“Socrates” received its world premiere Tuesday at the Public Theater, and Nelson doesn’t mess around. After a brief intro where a precocious young man (Niall Cunningham) questions the old Plato (Teagle F. Bougere) about the forced suicide of Socrates (Michael Stuhlbarg), Nelson’s play flashes back to a rip-roaring bacchanal where the very buff Alcibiades (Austin Smith) accuses the flabby, great thinker Socrates of trying to seduce him, much to the drunken delight of everyone, including Socrates himself — who, of course, denies it.

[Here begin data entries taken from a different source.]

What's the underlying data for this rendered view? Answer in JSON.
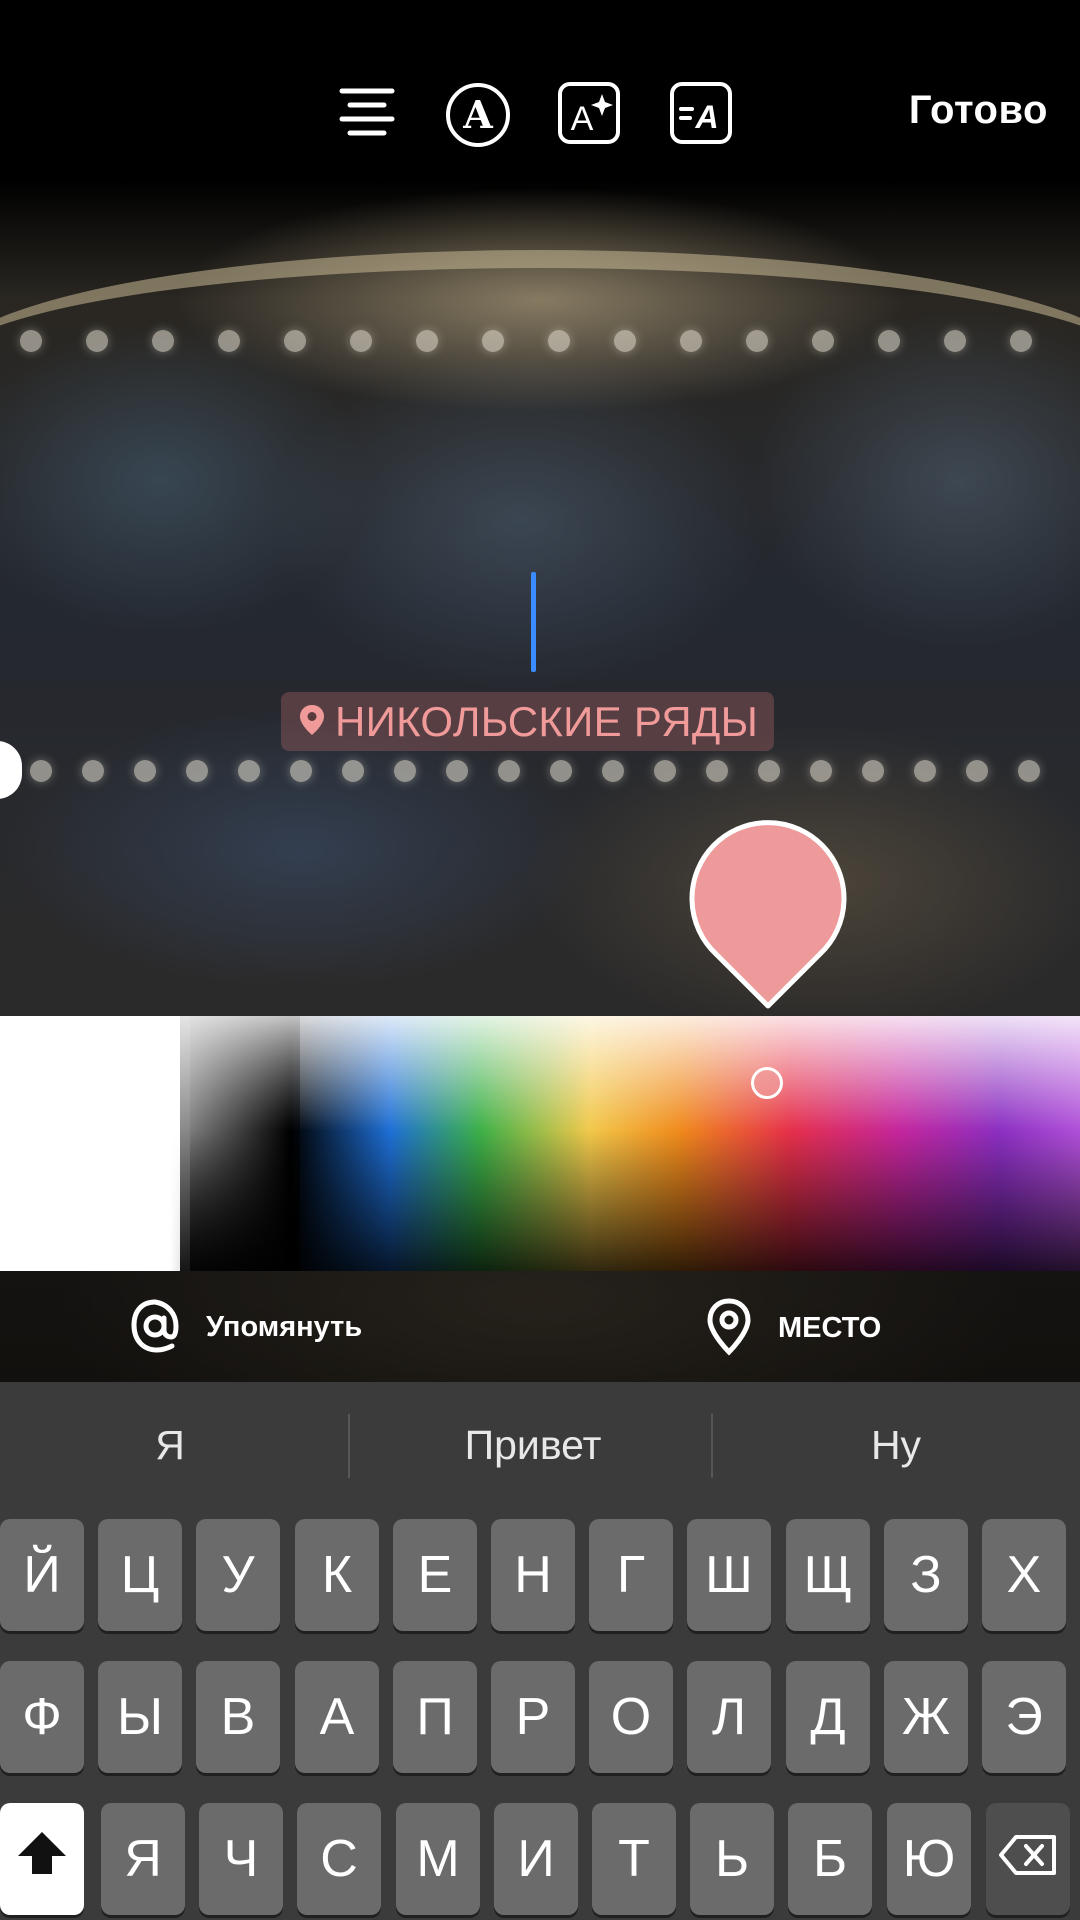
{
  "toolbar": {
    "tools": [
      "align-center-icon",
      "font-style-icon",
      "text-effects-icon",
      "text-animation-icon"
    ],
    "done_label": "Готово"
  },
  "sticker": {
    "icon": "location-pin-icon",
    "text": "НИКОЛЬСКИЕ РЯДЫ",
    "color": "#f09a9a"
  },
  "color_picker": {
    "selected_color": "#ef9a9a"
  },
  "actions": {
    "mention": {
      "icon": "at-icon",
      "label": "Упомянуть"
    },
    "location": {
      "icon": "location-pin-icon",
      "label": "МЕСТО"
    }
  },
  "keyboard": {
    "suggestions": [
      "Я",
      "Привет",
      "Ну"
    ],
    "row1": [
      "Й",
      "Ц",
      "У",
      "К",
      "Е",
      "Н",
      "Г",
      "Ш",
      "Щ",
      "З",
      "Х"
    ],
    "row2": [
      "Ф",
      "Ы",
      "В",
      "А",
      "П",
      "Р",
      "О",
      "Л",
      "Д",
      "Ж",
      "Э"
    ],
    "row3": [
      "Я",
      "Ч",
      "С",
      "М",
      "И",
      "Т",
      "Ь",
      "Б",
      "Ю"
    ],
    "shift_icon": "shift-arrow-icon",
    "backspace_icon": "backspace-icon"
  }
}
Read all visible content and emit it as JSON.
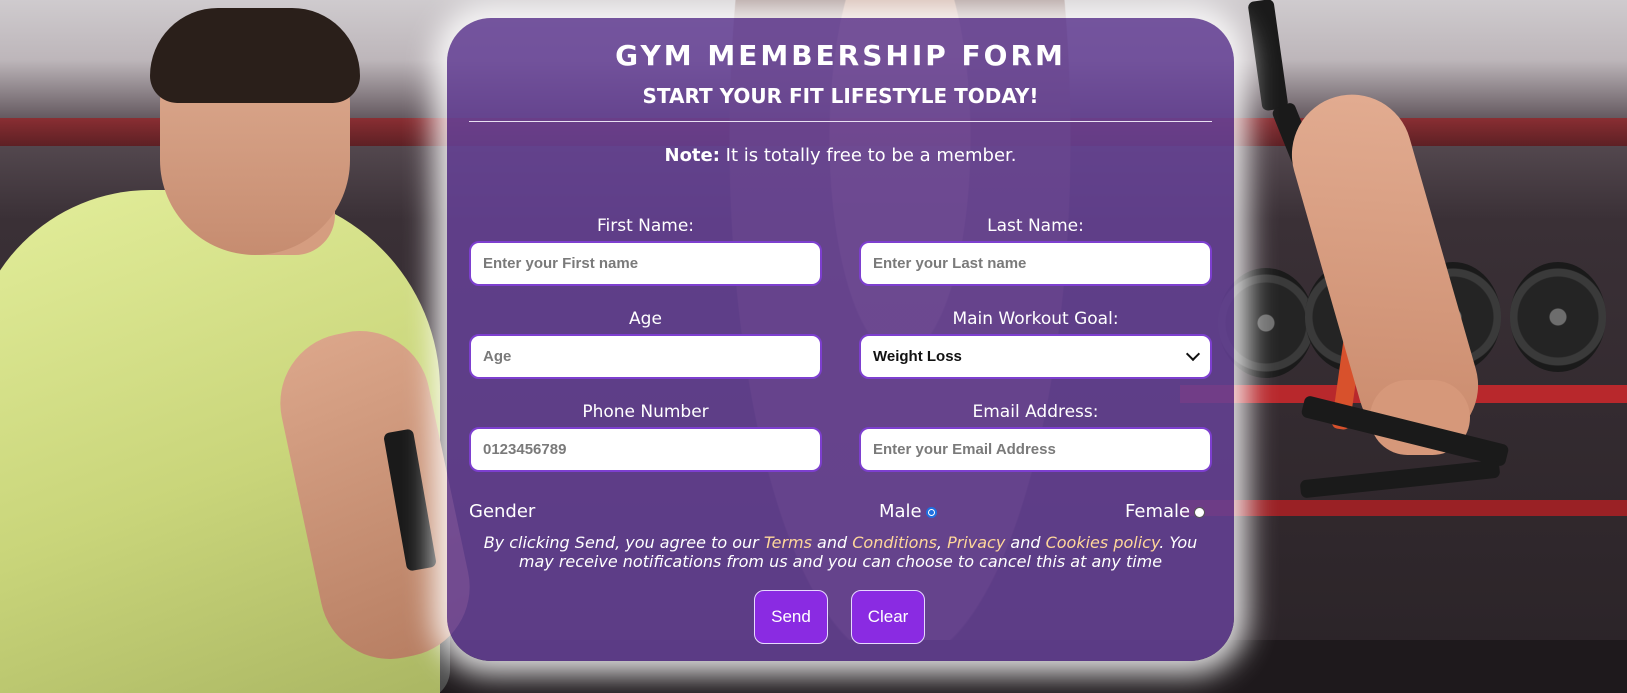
{
  "form": {
    "title": "GYM MEMBERSHIP FORM",
    "subtitle": "START YOUR FIT LIFESTYLE TODAY!",
    "note_label": "Note:",
    "note_text": " It is totally free to be a member.",
    "first_name": {
      "label": "First Name:",
      "placeholder": "Enter your First name"
    },
    "last_name": {
      "label": "Last Name:",
      "placeholder": "Enter your Last name"
    },
    "age": {
      "label": "Age",
      "placeholder": "Age"
    },
    "goal": {
      "label": "Main Workout Goal:",
      "selected": "Weight Loss"
    },
    "phone": {
      "label": "Phone Number",
      "placeholder": "0123456789"
    },
    "email": {
      "label": "Email Address:",
      "placeholder": "Enter your Email Address"
    },
    "gender": {
      "label": "Gender",
      "options": [
        {
          "label": "Male",
          "checked": true
        },
        {
          "label": "Female",
          "checked": false
        }
      ]
    },
    "consent": {
      "pre": "By clicking Send, you agree to our ",
      "terms": "Terms",
      "and1": " and ",
      "conditions": "Conditions",
      "comma": ", ",
      "privacy": "Privacy",
      "and2": " and ",
      "cookies": "Cookies policy",
      "post": ". You may receive notifications from us and you can choose to cancel this at any time"
    },
    "buttons": {
      "send": "Send",
      "clear": "Clear"
    }
  },
  "colors": {
    "card": "#6541966",
    "button": "#8a2be2",
    "link": "#ffd79a",
    "input_border": "#7d3fcf"
  }
}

The scene is wonderfully bawdy fun under Doug Hughes’ rousing direction, and before we get to the long slog of the Dialogues, Scott Pask’s austere monochromatic set, which is part forum and part bath house, opens upstage to give us an orgy (appropriately garish lighting by Tyler Micoleau) that depicts the desecration of the Eleusinian Mysteries. The scene would have been the envy of Cecil B. DeMille.

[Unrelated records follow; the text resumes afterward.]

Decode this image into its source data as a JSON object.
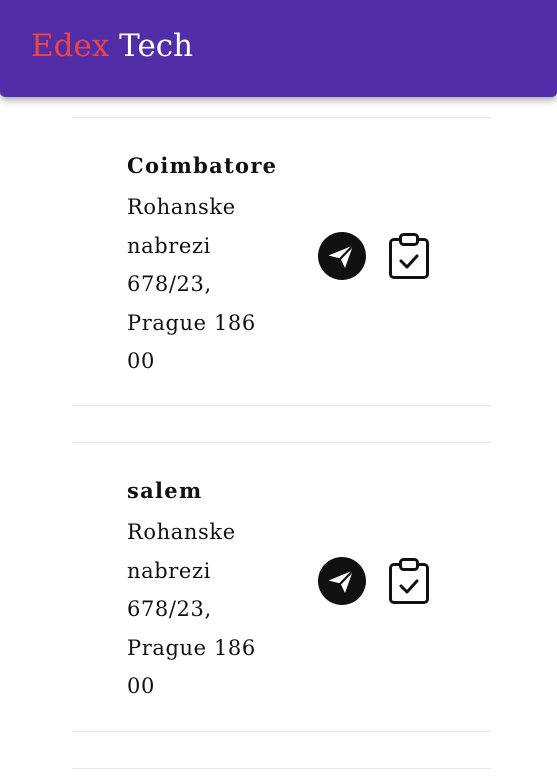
{
  "header": {
    "brand_part1": "Edex",
    "brand_part2": "Tech",
    "background_color": "#512da8",
    "brand_accent_color": "#ef4444"
  },
  "locations": [
    {
      "name": "Coimbatore",
      "address_lines": [
        "Rohanske",
        "nabrezi",
        "678/23,",
        "Prague 186",
        "00"
      ],
      "actions": [
        "send-icon",
        "clipboard-check-icon"
      ]
    },
    {
      "name": "salem",
      "address_lines": [
        "Rohanske",
        "nabrezi",
        "678/23,",
        "Prague 186",
        "00"
      ],
      "actions": [
        "send-icon",
        "clipboard-check-icon"
      ]
    }
  ]
}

In other words, Nelson, Hughes, Pask, Micoleau and even costume designer Catherine Zuber (her period togas expose those actors’ biceps that deserve to be exposed and cover those actors’ bodies that should be covered) are all masters of the theater who know how to grab out attention — even for those who never read Plato.
“Socrates” eventually settles into the expected series of debates (what is color? virtue? shape? rhetoric? a table?), and it is here that Stuhlbarg shows us his original theater chops before he became Hollywood’s favorite character actor (“The Post,” “Call Me by Your Name,” and “The Shape of Water” in 2017 alone).

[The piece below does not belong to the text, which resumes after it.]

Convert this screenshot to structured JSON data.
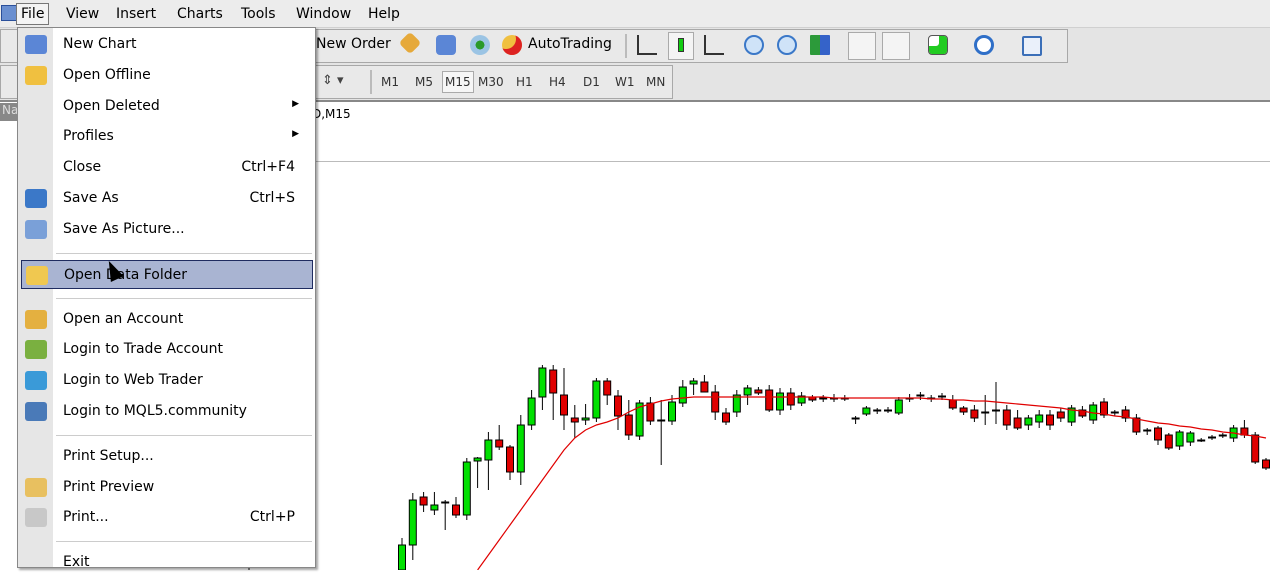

Sometime before the debate on what is a table, it becomes clear why Plato left the playwriting to Aristophanes (Tom Nelis), whose efforts in that area don’t get a good review in “Socrates.”
While Stuhlbarg is dogged and persnickety to the point of enragement in these debates, that deliberate frustration delivers a significant dramatic payoff in the riveting second act. Nelson’s adaptation of the Republic is a step-by-step indictment of democracy, or, at the very least, the pitfalls of democracy.
In film and TV, Stuhlbarg can sometimes slip into the sentimental by turning a character into a huggable mench. His Socrates, on the other hand, epitomizes prickly. Anyone who gets too close will learn the hard way and be bloodied with wisdom. Never is his iron will more exposed and ready to cut all human ties than in the climactic confrontation with his wife, Xanthippe (the powerful Miriam A. Hyman).
Nelson wrenches open that line between the public and the private to create a chasm of misunderstanding, and uses humor for his first incisive cut. When Socrates complains of Xanthippe’s “berating that goes on under my roof on a daily basis,” she replies, “A daily basis? You’re home every day?” Later, her furious and rightful concern for their family reduces Socrates’s maddeningly studied reason to egotistic rhetoric. Her arguments are seemingly unassailable: Socrates had a father; his own sons will not. Socrates has rights in Athens; being a woman, she has none.
Because we’re only human and Socrates is something greater, it’s almost impossible not to take Xanthippe’s side in this debate. Then Nelson gives us the planet’s most famous suicide. It’s an extended moment in the theater, brilliantly acted in a way that places it outside time and yet opens a window to the very distant past. We witness a death that changed everything. You will want to be there.